[23] The first proceeding was dismissed because the State filed before the one year statutory waiting period had run, asking the court to waive it because of the mother's alleged mental deficiency and lack of personal rehabilitation. The Connecticut lower court found the State's petition premature.

[24] See Matter of Newman, 619 P.2d 901, 906 (Or. 1980); In Re G.V., 136 Vt. 499, 394 A.2d 1126, 1128 (1978).

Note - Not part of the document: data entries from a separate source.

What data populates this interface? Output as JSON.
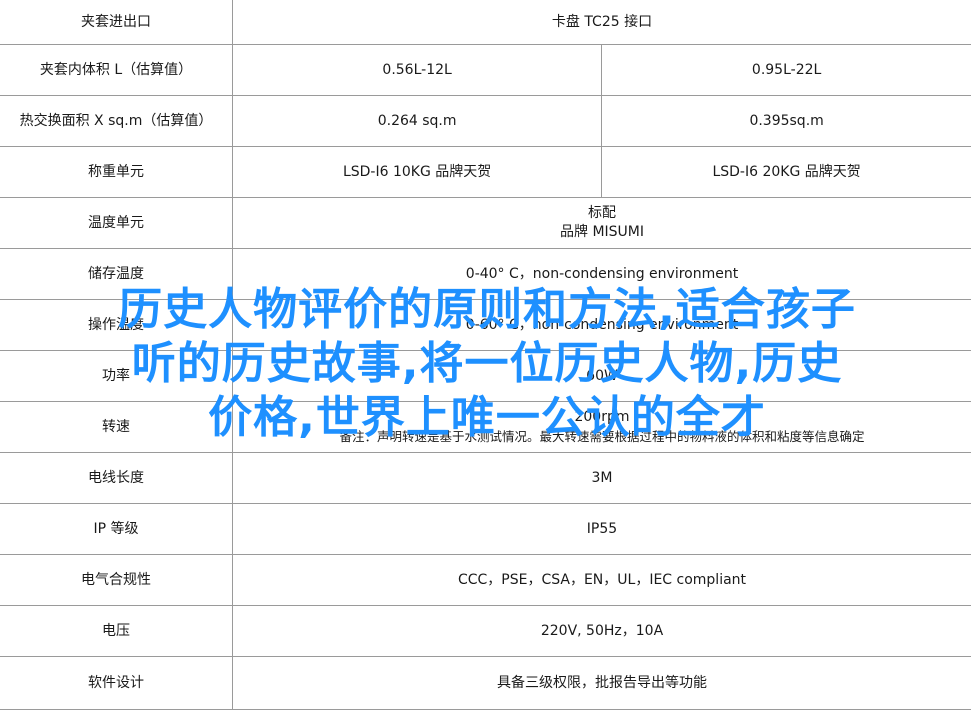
{
  "rows": [
    {
      "label": "夹套进出口",
      "a": "卡盘 TC25 接口"
    },
    {
      "label": "夹套内体积 L（估算值）",
      "a": "0.56L-12L",
      "b": "0.95L-22L"
    },
    {
      "label": "热交换面积 X sq.m（估算值）",
      "a": "0.264 sq.m",
      "b": "0.395sq.m"
    },
    {
      "label": "称重单元",
      "a": "LSD-I6 10KG 品牌天贺",
      "b": "LSD-I6 20KG 品牌天贺"
    },
    {
      "label": "温度单元",
      "a": "标配",
      "a2": "品牌 MISUMI"
    },
    {
      "label": "储存温度",
      "a": "0-40° C，non-condensing environment"
    },
    {
      "label": "操作温度",
      "a": "0-60° C，non-condensing environment"
    },
    {
      "label": "功率",
      "a": "60W"
    },
    {
      "label": "转速",
      "a": "200rpm",
      "note": "备注：声明转速是基于水测试情况。最大转速需要根据过程中的物料液的体积和粘度等信息确定"
    },
    {
      "label": "电线长度",
      "a": "3M"
    },
    {
      "label": "IP 等级",
      "a": "IP55"
    },
    {
      "label": "电气合规性",
      "a": "CCC，PSE，CSA，EN，UL，IEC compliant"
    },
    {
      "label": "电压",
      "a": "220V, 50Hz，10A"
    },
    {
      "label": "软件设计",
      "a": "具备三级权限，批报告导出等功能"
    }
  ],
  "overlay": {
    "line1": "历史人物评价的原则和方法,适合孩子",
    "line2": "听的历史故事,将一位历史人物,历史",
    "line3": "价格,世界上唯一公认的全才",
    "color": "#1e90ff"
  }
}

[25] The trial judge considered the cultural differences which may have existed in this case. Although appellant was from another country which possibly had different attitudes toward outside interference from State agencies, the Department was charged with caring and seeing to the children's best interests. Additionally, the record shows that appellant spoke and understood English with no difficulty.

[26] The Court of Appeals held in Washington County that a provision of the parental right termination statute (then Art. 16, § 76(c)) which created a presumption that it was in the child's best interests to terminate a parent's rights where the child had been in continued foster care for at least two years was constitutionally invalid. Washington County, 296 Md. at 196, 461 A.2d 1077. The offending provision was later deleted from the statute.

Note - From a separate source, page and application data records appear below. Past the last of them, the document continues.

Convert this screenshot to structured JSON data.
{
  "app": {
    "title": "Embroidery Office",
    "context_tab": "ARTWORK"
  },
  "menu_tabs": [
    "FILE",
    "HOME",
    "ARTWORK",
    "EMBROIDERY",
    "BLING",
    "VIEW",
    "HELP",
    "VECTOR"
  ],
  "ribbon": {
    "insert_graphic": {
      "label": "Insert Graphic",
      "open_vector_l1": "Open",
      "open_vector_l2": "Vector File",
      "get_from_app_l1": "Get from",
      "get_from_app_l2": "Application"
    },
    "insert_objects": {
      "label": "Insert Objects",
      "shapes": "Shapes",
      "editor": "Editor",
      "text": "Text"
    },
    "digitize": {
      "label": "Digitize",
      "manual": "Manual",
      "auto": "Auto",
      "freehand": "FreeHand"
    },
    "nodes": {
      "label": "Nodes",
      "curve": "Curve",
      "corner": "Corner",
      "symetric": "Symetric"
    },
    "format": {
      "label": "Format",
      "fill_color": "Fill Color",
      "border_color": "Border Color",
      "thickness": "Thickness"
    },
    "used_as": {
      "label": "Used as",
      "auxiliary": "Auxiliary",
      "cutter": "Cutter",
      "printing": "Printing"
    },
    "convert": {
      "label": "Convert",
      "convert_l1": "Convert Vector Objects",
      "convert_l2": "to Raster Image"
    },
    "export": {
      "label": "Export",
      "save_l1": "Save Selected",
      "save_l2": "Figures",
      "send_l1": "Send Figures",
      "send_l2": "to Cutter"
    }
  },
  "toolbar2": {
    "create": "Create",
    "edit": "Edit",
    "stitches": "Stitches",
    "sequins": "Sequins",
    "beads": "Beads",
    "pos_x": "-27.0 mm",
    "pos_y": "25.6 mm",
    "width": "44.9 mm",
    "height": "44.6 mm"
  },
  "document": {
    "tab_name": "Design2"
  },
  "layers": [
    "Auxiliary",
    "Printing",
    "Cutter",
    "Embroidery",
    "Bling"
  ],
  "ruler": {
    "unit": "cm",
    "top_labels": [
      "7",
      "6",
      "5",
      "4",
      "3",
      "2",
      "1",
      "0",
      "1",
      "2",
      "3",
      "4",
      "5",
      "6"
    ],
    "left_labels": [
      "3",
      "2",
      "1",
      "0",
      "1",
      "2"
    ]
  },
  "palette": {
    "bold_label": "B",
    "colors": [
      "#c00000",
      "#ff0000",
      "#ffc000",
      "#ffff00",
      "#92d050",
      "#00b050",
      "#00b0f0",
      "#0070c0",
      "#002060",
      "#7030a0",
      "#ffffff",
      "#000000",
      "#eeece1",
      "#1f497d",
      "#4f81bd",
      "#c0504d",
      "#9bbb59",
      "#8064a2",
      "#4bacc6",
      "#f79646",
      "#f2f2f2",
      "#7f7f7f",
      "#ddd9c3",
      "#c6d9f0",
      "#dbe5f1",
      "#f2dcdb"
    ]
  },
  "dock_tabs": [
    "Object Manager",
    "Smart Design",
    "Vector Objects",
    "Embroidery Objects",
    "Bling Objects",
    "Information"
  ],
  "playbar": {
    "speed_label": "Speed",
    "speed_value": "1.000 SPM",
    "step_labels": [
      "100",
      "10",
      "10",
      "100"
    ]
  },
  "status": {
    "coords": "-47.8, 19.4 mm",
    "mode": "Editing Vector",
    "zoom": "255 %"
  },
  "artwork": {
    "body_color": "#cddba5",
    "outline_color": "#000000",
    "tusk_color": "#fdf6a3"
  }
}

[27] Section 5-313(c)(1) provides:

"(c) Required considerations. In determining whether it is in the best interest of the child to terminate a natural parent's rights as to the child in any case, except the case of an abandoned child, the court shall consider:

(1) the timeliness, nature, and extent of the services offered by the child placement agency to facilitate reunion of the child with the natural parent. ..." (Emphasis added.)

[28] Appellant's attorney later informed the court that appellant had agreed only because she thought the court would lock her up if she did not.

[29] The test administered was the Minnesota Multiphasic Personality Inventory, which is designed to detect people who have serious or perhaps underlying mental health problems. It is a widely used test, and is possibly the most extensively researched of all psychological tests. The M.M.P.I. has been translated into over 40 different languages. Appellant was given the English version. Dr. Poirier testified that, although the M.M.P.I. was not a "completely culturally free instrument," the test requires an ability to comprehend the questions reading ability was the major consideration in determining whether the test results were valid.

[30] We cite to the 1984 statutory compilation of § 5-313(c), as this was what the trial court applied in the case sub judice. Section 5-313(c) was amended in 1987 to add a sixth requirement:

"(6) all services offered to the natural parent before the placement of the child, whether offered by the agency to which the child is committed or by other agencies or professionals."